At a Glance
An integrated approach to restoring natural, financial and social capital is being tested in west Denver as a national model for urban regeneration at the district scale.
Revitalization of the 6,000-acre Sun Valley and Greater West Denver area is a priority for the City of Denver and the Denver Housing Authority. Cut off from Denver’s nearby central business district by a lack of road connectivity, and plagued with low income and high levels of unemployment, the area’s neighborhoods have become both physically and psychologically isolated.
Biohabitats helped a partnership group–including CityCraft, the City and County of Denver, the Gates Family Foundation, the Denver Housing Authority, the Denver Foundation, and Enterprise Community Partners–to assess the potential for West Denver to become a model for sustainable and resilient urban regeneration at the district scale. The first phase of this effort involved collecting data and information to assess current conditions at the systems-level scale and understand how those conditions evolved. In the second phase, the information was analyzed, and a framework for strategically integrating solutions for issues was recommended. Recommendations centered around a long-term, collective impact approach to restore the area’s economic, environmental, and social health.
Biohabitats led the evaluation of the project area’s natural capital and ecosystem services. This included describing the natural systems and ecological history including current conditions, key ecosystem services, and opportunities for restoration and regeneration of urban ecological systems.
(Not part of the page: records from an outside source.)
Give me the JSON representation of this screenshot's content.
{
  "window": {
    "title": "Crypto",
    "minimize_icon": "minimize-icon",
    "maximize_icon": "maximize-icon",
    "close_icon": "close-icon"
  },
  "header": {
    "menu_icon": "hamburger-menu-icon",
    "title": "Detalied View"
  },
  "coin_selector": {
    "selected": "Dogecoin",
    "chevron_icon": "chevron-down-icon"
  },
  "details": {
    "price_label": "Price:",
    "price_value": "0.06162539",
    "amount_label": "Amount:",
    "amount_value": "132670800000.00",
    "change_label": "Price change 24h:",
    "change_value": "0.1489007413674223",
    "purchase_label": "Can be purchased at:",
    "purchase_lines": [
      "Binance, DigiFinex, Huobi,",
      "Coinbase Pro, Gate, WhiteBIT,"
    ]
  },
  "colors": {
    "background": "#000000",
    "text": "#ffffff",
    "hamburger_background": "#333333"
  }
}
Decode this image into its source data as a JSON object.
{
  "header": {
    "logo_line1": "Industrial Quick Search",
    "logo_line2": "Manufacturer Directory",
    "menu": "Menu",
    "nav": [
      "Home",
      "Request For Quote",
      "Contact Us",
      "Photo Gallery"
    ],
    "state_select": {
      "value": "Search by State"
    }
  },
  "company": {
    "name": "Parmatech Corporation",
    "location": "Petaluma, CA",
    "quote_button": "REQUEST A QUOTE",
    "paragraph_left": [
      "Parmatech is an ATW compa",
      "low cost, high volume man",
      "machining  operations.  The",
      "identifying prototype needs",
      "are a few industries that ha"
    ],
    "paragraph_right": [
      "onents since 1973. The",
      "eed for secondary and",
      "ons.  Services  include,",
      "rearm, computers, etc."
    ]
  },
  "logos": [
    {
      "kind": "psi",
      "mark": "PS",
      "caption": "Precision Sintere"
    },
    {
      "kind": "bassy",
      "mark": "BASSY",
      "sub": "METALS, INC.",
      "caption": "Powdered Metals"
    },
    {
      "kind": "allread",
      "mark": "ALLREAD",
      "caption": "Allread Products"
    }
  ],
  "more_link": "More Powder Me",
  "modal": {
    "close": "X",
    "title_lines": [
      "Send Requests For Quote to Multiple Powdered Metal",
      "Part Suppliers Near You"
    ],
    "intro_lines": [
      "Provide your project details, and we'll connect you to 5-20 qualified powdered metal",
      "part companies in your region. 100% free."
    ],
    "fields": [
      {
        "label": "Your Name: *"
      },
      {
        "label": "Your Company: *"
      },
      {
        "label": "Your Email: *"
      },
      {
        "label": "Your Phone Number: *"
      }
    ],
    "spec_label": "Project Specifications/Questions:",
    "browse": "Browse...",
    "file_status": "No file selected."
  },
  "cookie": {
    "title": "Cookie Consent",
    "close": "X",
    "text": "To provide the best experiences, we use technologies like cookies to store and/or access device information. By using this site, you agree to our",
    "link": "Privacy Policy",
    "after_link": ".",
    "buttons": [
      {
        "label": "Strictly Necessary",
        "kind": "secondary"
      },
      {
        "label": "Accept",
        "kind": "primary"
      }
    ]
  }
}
In addition to reviewing available documents, conducting site visits, and performing asset mapping, analysis, and synthesis, the Biohabitats team was asked to identify previously undetected economic/environmental/social links related to the revitalization and to develop integration initiatives to address these issues. Core assets identified included parks and open space, gulches, the South Platte River, trails and corridors, schools, and other community centers. Integration opportunities were developed that included cross-sector ideas for improving green infrastructure, ecosystem health, education, art, job creation, healthy lifestyles, food supply, and safety. Informed by Biohabitats findings, the study highlighted the need for strategic selection of restoration projects, innovative investment structures, institutional engagement for scaling of investments, and incentivizing resilient infrastructure.